Initial tests to find out whether the antibodies of people who have successfully fought the virus can help others do the same have revealed that the 10 critically ill patients recovered quickly.
The treatment, known as convalescent plasma therapy (CP), was used during the 1918 Spanish flu pandemic before vaccines or antivirals were available.
It is based on the fact that the blood of people who have recovered contains strong antibodies that are trained to fight the virus.
There is currently no treatment for coronavirus and vaccines are unlikely to be available before the end of the year at the earliest.
Researchers at Jiao Tong University School of Medicine in Shanghai said results suggest that blood plasma therapy is a safe and promising treatment for severe Covid-19 patients, and called for larger trials clinics.
Sir Munir Pirmohamed, President of the British Pharmacological Society, said: “It was not a randomized trial and all of the patients also received other treatments, including antivirals such as remdesivir, which are currently being test for Covid-19. “
Sir Munir added that it was also important to remember that there are potential safety concerns around treatment, including illnesses that occur by transfusion.
He said, “Even if it’s proven effective, scalability for treating a large number of patients can become an issue. “
The pilot study, published in the journal Proceedings of the National Academy of Sciences, involved 10 patients, ages 34 to 78, who presented with severe symptoms such as shortness of breath and chest pain.

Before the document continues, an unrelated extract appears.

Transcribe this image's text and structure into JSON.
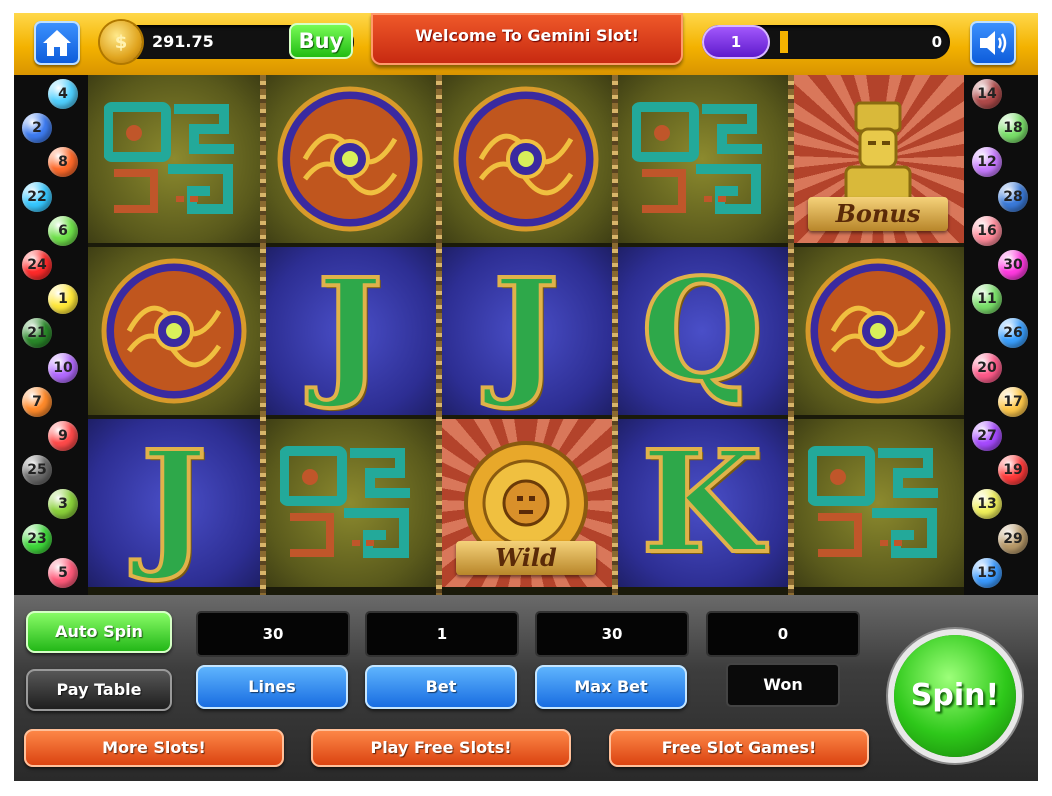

All received a transfusion of 200 ml of blood plasma, and the researchers said all clinical symptoms, which also included fever and cough, subsided within three days.
The number of white blood cells that fight disease – lymphocytes – also increased and antibody levels remained high after the CP transfusion, the researchers said.

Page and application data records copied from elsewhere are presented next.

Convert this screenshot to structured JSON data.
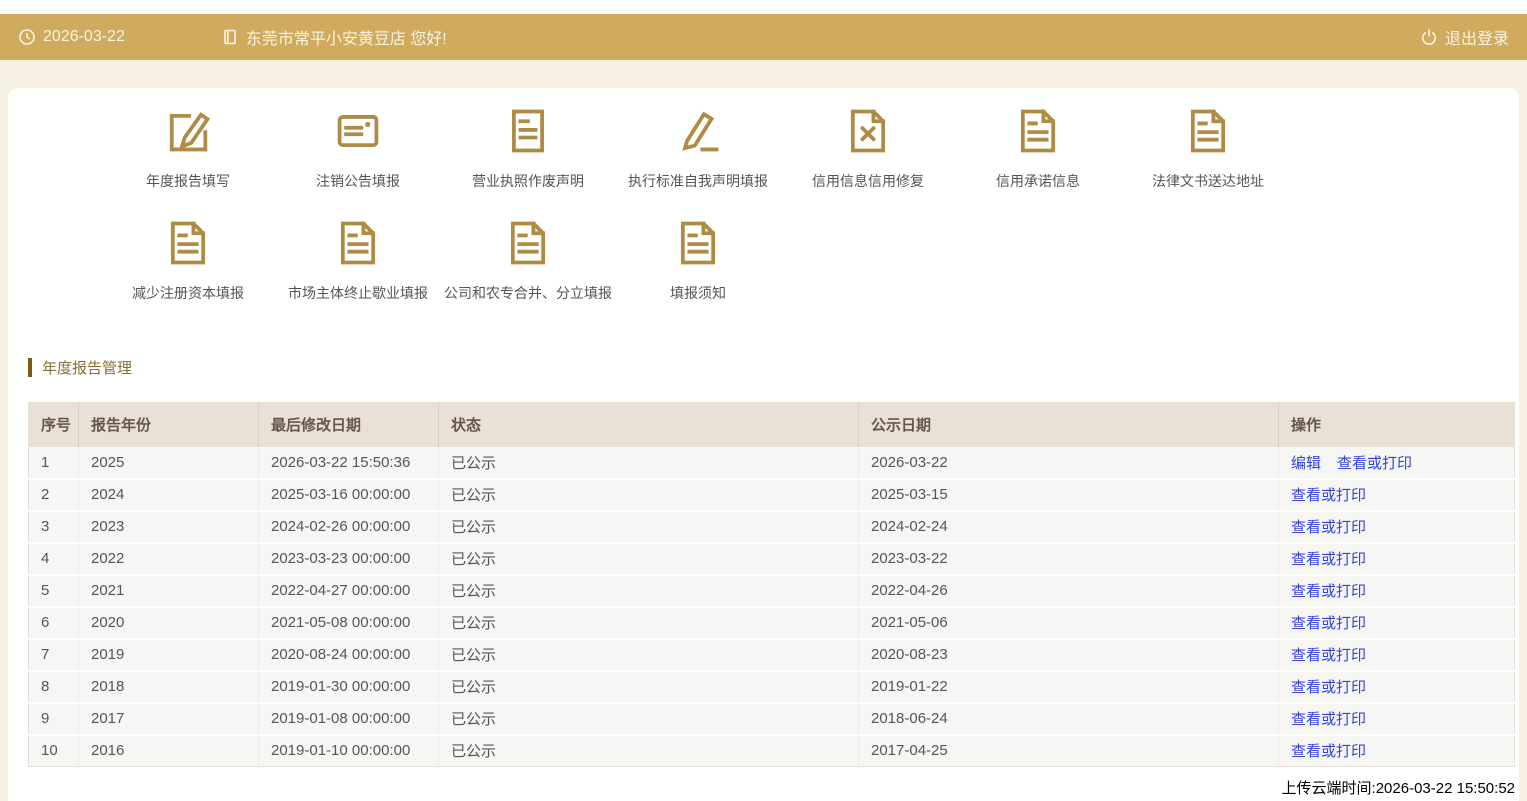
{
  "colors": {
    "accent": "#CFAA5F",
    "icon_gold": "#AE8C45",
    "link_blue": "#3344D6",
    "table_header_bg": "#E9E1D8"
  },
  "topbar": {
    "date": "2026-03-22",
    "company_greeting": "东莞市常平小安黄豆店 您好!",
    "logout_label": "退出登录",
    "icons": [
      "clock-icon",
      "booklet-icon",
      "power-icon"
    ]
  },
  "menu_items": [
    {
      "label": "年度报告填写",
      "icon": "edit-square-icon"
    },
    {
      "label": "注销公告填报",
      "icon": "announcement-card-icon"
    },
    {
      "label": "营业执照作废声明",
      "icon": "document-lines-icon"
    },
    {
      "label": "执行标准自我声明填报",
      "icon": "pencil-icon"
    },
    {
      "label": "信用信息信用修复",
      "icon": "document-x-icon"
    },
    {
      "label": "信用承诺信息",
      "icon": "document-folded-icon"
    },
    {
      "label": "法律文书送达地址",
      "icon": "document-folded-icon"
    },
    {
      "label": "减少注册资本填报",
      "icon": "document-folded-icon"
    },
    {
      "label": "市场主体终止歇业填报",
      "icon": "document-folded-icon"
    },
    {
      "label": "公司和农专合并、分立填报",
      "icon": "document-folded-icon"
    },
    {
      "label": "填报须知",
      "icon": "document-folded-icon"
    }
  ],
  "section": {
    "title": "年度报告管理"
  },
  "table": {
    "headers": [
      "序号",
      "报告年份",
      "最后修改日期",
      "状态",
      "公示日期",
      "操作"
    ],
    "rows": [
      {
        "no": "1",
        "year": "2025",
        "modified": "2026-03-22 15:50:36",
        "status": "已公示",
        "published": "2026-03-22",
        "actions": [
          "编辑",
          "查看或打印"
        ]
      },
      {
        "no": "2",
        "year": "2024",
        "modified": "2025-03-16 00:00:00",
        "status": "已公示",
        "published": "2025-03-15",
        "actions": [
          "查看或打印"
        ]
      },
      {
        "no": "3",
        "year": "2023",
        "modified": "2024-02-26 00:00:00",
        "status": "已公示",
        "published": "2024-02-24",
        "actions": [
          "查看或打印"
        ]
      },
      {
        "no": "4",
        "year": "2022",
        "modified": "2023-03-23 00:00:00",
        "status": "已公示",
        "published": "2023-03-22",
        "actions": [
          "查看或打印"
        ]
      },
      {
        "no": "5",
        "year": "2021",
        "modified": "2022-04-27 00:00:00",
        "status": "已公示",
        "published": "2022-04-26",
        "actions": [
          "查看或打印"
        ]
      },
      {
        "no": "6",
        "year": "2020",
        "modified": "2021-05-08 00:00:00",
        "status": "已公示",
        "published": "2021-05-06",
        "actions": [
          "查看或打印"
        ]
      },
      {
        "no": "7",
        "year": "2019",
        "modified": "2020-08-24 00:00:00",
        "status": "已公示",
        "published": "2020-08-23",
        "actions": [
          "查看或打印"
        ]
      },
      {
        "no": "8",
        "year": "2018",
        "modified": "2019-01-30 00:00:00",
        "status": "已公示",
        "published": "2019-01-22",
        "actions": [
          "查看或打印"
        ]
      },
      {
        "no": "9",
        "year": "2017",
        "modified": "2019-01-08 00:00:00",
        "status": "已公示",
        "published": "2018-06-24",
        "actions": [
          "查看或打印"
        ]
      },
      {
        "no": "10",
        "year": "2016",
        "modified": "2019-01-10 00:00:00",
        "status": "已公示",
        "published": "2017-04-25",
        "actions": [
          "查看或打印"
        ]
      }
    ]
  },
  "footer": {
    "upload_time": "上传云端时间:2026-03-22 15:50:52"
  }
}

A 42-year-old man, seriously ill and on a ventilator, breathed again for himself after two days, a result described by scientists as “remarkable”.
In the United States, the Food and Drug Administration (FDA) has approved the use of CT therapy as an experimental treatment in clinical trials and for critical patients with no other options.
In the UK, it has been reported that the NHS may begin administering therapy to hospital patients in the near future.